Return every line of the data below exactly, but do not include the images.
[[ Records for this task, beginning ]]
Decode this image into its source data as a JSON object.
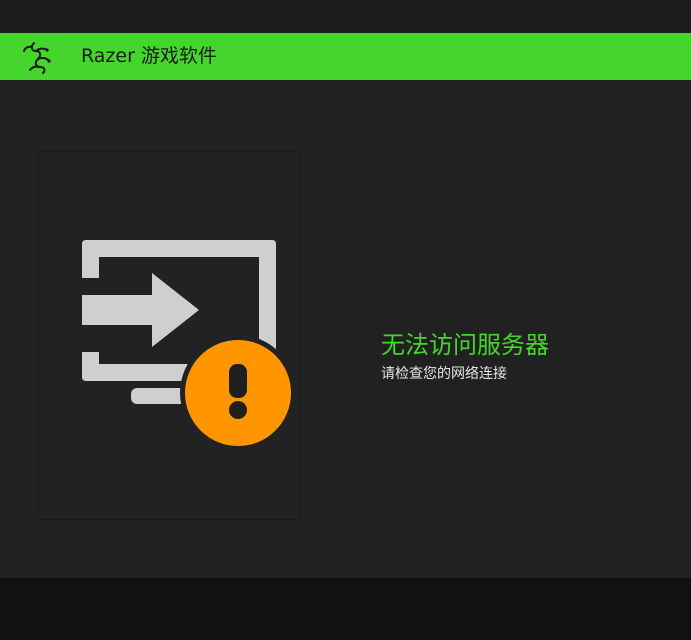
{
  "header": {
    "title": "Razer 游戏软件",
    "logo_icon": "razer-snake-logo-icon",
    "background_color": "#44d62c"
  },
  "illustration": {
    "icon": "server-connection-error-icon",
    "badge_icon": "exclamation-icon",
    "badge_color": "#ff9600"
  },
  "message": {
    "title": "无法访问服务器",
    "subtitle": "请检查您的网络连接",
    "title_color": "#44d62c"
  }
}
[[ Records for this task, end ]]
• [Task solution]
Decode this image into its source data as a JSON object.
{
  "header": {
    "title": "Razer 游戏软件",
    "logo_icon": "razer-snake-logo-icon",
    "background_color": "#44d62c"
  },
  "illustration": {
    "icon": "server-connection-error-icon",
    "badge_icon": "exclamation-icon",
    "badge_color": "#ff9600"
  },
  "message": {
    "title": "无法访问服务器",
    "subtitle": "请检查您的网络连接",
    "title_color": "#44d62c"
  }
}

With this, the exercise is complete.